[Task inputs — start]
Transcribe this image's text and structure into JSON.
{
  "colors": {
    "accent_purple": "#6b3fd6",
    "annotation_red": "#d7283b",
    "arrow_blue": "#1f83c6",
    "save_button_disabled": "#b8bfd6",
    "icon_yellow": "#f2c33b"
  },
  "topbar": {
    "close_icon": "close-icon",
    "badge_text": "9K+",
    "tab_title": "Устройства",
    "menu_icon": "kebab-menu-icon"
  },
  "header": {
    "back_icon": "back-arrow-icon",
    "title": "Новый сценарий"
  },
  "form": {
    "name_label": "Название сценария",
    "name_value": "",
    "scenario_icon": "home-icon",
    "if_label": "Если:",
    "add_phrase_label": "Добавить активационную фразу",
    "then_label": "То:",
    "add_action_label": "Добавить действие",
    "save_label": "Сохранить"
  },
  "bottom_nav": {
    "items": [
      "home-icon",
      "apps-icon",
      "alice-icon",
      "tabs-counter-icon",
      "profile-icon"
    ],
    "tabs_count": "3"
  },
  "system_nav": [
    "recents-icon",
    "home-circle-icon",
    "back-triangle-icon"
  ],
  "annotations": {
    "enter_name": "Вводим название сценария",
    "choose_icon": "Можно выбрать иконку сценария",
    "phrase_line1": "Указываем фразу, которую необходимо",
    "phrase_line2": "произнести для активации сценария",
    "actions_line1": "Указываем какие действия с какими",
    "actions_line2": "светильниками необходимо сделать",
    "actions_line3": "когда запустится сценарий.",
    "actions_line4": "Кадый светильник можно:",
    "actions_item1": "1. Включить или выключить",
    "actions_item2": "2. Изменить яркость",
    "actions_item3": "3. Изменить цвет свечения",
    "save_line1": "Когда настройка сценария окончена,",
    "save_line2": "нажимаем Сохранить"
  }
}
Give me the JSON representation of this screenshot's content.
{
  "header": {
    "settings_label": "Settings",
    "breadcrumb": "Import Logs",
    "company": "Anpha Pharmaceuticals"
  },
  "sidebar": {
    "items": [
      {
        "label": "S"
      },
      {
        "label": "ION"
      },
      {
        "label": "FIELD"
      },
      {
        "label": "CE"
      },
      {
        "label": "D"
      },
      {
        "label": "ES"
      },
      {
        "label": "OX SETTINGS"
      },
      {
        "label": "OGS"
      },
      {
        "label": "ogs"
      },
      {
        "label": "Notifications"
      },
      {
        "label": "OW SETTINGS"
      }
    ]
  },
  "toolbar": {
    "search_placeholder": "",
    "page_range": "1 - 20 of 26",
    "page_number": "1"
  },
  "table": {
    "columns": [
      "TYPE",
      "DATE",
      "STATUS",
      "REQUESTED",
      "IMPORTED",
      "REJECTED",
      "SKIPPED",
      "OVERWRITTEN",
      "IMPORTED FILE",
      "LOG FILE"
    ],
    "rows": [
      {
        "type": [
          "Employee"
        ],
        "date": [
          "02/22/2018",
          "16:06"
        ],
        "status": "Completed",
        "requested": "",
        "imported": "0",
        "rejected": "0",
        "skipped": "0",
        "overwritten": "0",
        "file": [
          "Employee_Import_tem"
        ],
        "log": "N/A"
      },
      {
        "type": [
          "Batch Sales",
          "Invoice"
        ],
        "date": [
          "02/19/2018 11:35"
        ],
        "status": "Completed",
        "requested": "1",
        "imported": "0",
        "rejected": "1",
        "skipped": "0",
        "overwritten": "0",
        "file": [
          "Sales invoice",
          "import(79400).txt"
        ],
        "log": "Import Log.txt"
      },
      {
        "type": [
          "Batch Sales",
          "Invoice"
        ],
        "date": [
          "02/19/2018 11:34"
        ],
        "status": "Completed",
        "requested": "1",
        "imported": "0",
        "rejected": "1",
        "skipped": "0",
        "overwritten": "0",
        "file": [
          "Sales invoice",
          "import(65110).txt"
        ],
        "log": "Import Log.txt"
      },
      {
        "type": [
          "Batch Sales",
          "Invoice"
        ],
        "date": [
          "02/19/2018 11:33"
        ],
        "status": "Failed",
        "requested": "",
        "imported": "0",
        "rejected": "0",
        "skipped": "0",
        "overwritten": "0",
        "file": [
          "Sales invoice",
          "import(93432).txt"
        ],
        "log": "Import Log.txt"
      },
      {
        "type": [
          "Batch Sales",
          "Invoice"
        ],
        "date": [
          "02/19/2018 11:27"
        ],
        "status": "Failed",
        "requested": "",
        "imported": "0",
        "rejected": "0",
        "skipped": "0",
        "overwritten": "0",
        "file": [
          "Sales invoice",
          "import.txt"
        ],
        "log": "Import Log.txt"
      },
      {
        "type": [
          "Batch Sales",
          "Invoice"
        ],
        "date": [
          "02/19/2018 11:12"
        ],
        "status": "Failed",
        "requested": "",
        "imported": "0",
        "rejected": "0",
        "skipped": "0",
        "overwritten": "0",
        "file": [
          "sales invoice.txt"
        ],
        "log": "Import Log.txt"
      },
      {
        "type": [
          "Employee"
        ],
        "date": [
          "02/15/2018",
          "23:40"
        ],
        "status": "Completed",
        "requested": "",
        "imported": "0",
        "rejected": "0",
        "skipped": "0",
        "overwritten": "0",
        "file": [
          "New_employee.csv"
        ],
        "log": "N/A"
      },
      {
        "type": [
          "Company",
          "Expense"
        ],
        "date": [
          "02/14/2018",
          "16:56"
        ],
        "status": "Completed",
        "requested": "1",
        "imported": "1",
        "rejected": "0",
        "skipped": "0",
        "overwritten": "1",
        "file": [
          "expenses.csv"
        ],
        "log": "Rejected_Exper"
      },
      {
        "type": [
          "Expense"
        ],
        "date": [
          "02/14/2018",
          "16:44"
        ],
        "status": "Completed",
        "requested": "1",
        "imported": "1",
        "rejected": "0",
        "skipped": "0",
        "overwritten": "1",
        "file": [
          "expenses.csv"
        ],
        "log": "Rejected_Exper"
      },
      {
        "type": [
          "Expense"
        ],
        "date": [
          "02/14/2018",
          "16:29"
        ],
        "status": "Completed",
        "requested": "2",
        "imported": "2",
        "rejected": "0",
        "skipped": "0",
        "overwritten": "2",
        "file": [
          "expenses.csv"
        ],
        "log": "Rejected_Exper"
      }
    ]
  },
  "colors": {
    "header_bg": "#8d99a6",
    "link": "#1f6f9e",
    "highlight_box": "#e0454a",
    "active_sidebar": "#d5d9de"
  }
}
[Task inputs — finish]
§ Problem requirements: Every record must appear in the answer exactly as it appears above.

§ Solution to this problem:
Transcribe this image's text and structure into JSON.
{
  "colors": {
    "accent_purple": "#6b3fd6",
    "annotation_red": "#d7283b",
    "arrow_blue": "#1f83c6",
    "save_button_disabled": "#b8bfd6",
    "icon_yellow": "#f2c33b"
  },
  "topbar": {
    "close_icon": "close-icon",
    "badge_text": "9K+",
    "tab_title": "Устройства",
    "menu_icon": "kebab-menu-icon"
  },
  "header": {
    "back_icon": "back-arrow-icon",
    "title": "Новый сценарий"
  },
  "form": {
    "name_label": "Название сценария",
    "name_value": "",
    "scenario_icon": "home-icon",
    "if_label": "Если:",
    "add_phrase_label": "Добавить активационную фразу",
    "then_label": "То:",
    "add_action_label": "Добавить действие",
    "save_label": "Сохранить"
  },
  "bottom_nav": {
    "items": [
      "home-icon",
      "apps-icon",
      "alice-icon",
      "tabs-counter-icon",
      "profile-icon"
    ],
    "tabs_count": "3"
  },
  "system_nav": [
    "recents-icon",
    "home-circle-icon",
    "back-triangle-icon"
  ],
  "annotations": {
    "enter_name": "Вводим название сценария",
    "choose_icon": "Можно выбрать иконку сценария",
    "phrase_line1": "Указываем фразу, которую необходимо",
    "phrase_line2": "произнести для активации сценария",
    "actions_line1": "Указываем какие действия с какими",
    "actions_line2": "светильниками необходимо сделать",
    "actions_line3": "когда запустится сценарий.",
    "actions_line4": "Кадый светильник можно:",
    "actions_item1": "1. Включить или выключить",
    "actions_item2": "2. Изменить яркость",
    "actions_item3": "3. Изменить цвет свечения",
    "save_line1": "Когда настройка сценария окончена,",
    "save_line2": "нажимаем Сохранить"
  }
}
Give me the JSON representation of this screenshot's content.
{
  "header": {
    "settings_label": "Settings",
    "breadcrumb": "Import Logs",
    "company": "Anpha Pharmaceuticals"
  },
  "sidebar": {
    "items": [
      {
        "label": "S"
      },
      {
        "label": "ION"
      },
      {
        "label": "FIELD"
      },
      {
        "label": "CE"
      },
      {
        "label": "D"
      },
      {
        "label": "ES"
      },
      {
        "label": "OX SETTINGS"
      },
      {
        "label": "OGS"
      },
      {
        "label": "ogs"
      },
      {
        "label": "Notifications"
      },
      {
        "label": "OW SETTINGS"
      }
    ]
  },
  "toolbar": {
    "search_placeholder": "",
    "page_range": "1 - 20 of 26",
    "page_number": "1"
  },
  "table": {
    "columns": [
      "TYPE",
      "DATE",
      "STATUS",
      "REQUESTED",
      "IMPORTED",
      "REJECTED",
      "SKIPPED",
      "OVERWRITTEN",
      "IMPORTED FILE",
      "LOG FILE"
    ],
    "rows": [
      {
        "type": [
          "Employee"
        ],
        "date": [
          "02/22/2018",
          "16:06"
        ],
        "status": "Completed",
        "requested": "",
        "imported": "0",
        "rejected": "0",
        "skipped": "0",
        "overwritten": "0",
        "file": [
          "Employee_Import_tem"
        ],
        "log": "N/A"
      },
      {
        "type": [
          "Batch Sales",
          "Invoice"
        ],
        "date": [
          "02/19/2018 11:35"
        ],
        "status": "Completed",
        "requested": "1",
        "imported": "0",
        "rejected": "1",
        "skipped": "0",
        "overwritten": "0",
        "file": [
          "Sales invoice",
          "import(79400).txt"
        ],
        "log": "Import Log.txt"
      },
      {
        "type": [
          "Batch Sales",
          "Invoice"
        ],
        "date": [
          "02/19/2018 11:34"
        ],
        "status": "Completed",
        "requested": "1",
        "imported": "0",
        "rejected": "1",
        "skipped": "0",
        "overwritten": "0",
        "file": [
          "Sales invoice",
          "import(65110).txt"
        ],
        "log": "Import Log.txt"
      },
      {
        "type": [
          "Batch Sales",
          "Invoice"
        ],
        "date": [
          "02/19/2018 11:33"
        ],
        "status": "Failed",
        "requested": "",
        "imported": "0",
        "rejected": "0",
        "skipped": "0",
        "overwritten": "0",
        "file": [
          "Sales invoice",
          "import(93432).txt"
        ],
        "log": "Import Log.txt"
      },
      {
        "type": [
          "Batch Sales",
          "Invoice"
        ],
        "date": [
          "02/19/2018 11:27"
        ],
        "status": "Failed",
        "requested": "",
        "imported": "0",
        "rejected": "0",
        "skipped": "0",
        "overwritten": "0",
        "file": [
          "Sales invoice",
          "import.txt"
        ],
        "log": "Import Log.txt"
      },
      {
        "type": [
          "Batch Sales",
          "Invoice"
        ],
        "date": [
          "02/19/2018 11:12"
        ],
        "status": "Failed",
        "requested": "",
        "imported": "0",
        "rejected": "0",
        "skipped": "0",
        "overwritten": "0",
        "file": [
          "sales invoice.txt"
        ],
        "log": "Import Log.txt"
      },
      {
        "type": [
          "Employee"
        ],
        "date": [
          "02/15/2018",
          "23:40"
        ],
        "status": "Completed",
        "requested": "",
        "imported": "0",
        "rejected": "0",
        "skipped": "0",
        "overwritten": "0",
        "file": [
          "New_employee.csv"
        ],
        "log": "N/A"
      },
      {
        "type": [
          "Company",
          "Expense"
        ],
        "date": [
          "02/14/2018",
          "16:56"
        ],
        "status": "Completed",
        "requested": "1",
        "imported": "1",
        "rejected": "0",
        "skipped": "0",
        "overwritten": "1",
        "file": [
          "expenses.csv"
        ],
        "log": "Rejected_Exper"
      },
      {
        "type": [
          "Expense"
        ],
        "date": [
          "02/14/2018",
          "16:44"
        ],
        "status": "Completed",
        "requested": "1",
        "imported": "1",
        "rejected": "0",
        "skipped": "0",
        "overwritten": "1",
        "file": [
          "expenses.csv"
        ],
        "log": "Rejected_Exper"
      },
      {
        "type": [
          "Expense"
        ],
        "date": [
          "02/14/2018",
          "16:29"
        ],
        "status": "Completed",
        "requested": "2",
        "imported": "2",
        "rejected": "0",
        "skipped": "0",
        "overwritten": "2",
        "file": [
          "expenses.csv"
        ],
        "log": "Rejected_Exper"
      }
    ]
  },
  "colors": {
    "header_bg": "#8d99a6",
    "link": "#1f6f9e",
    "highlight_box": "#e0454a",
    "active_sidebar": "#d5d9de"
  }
}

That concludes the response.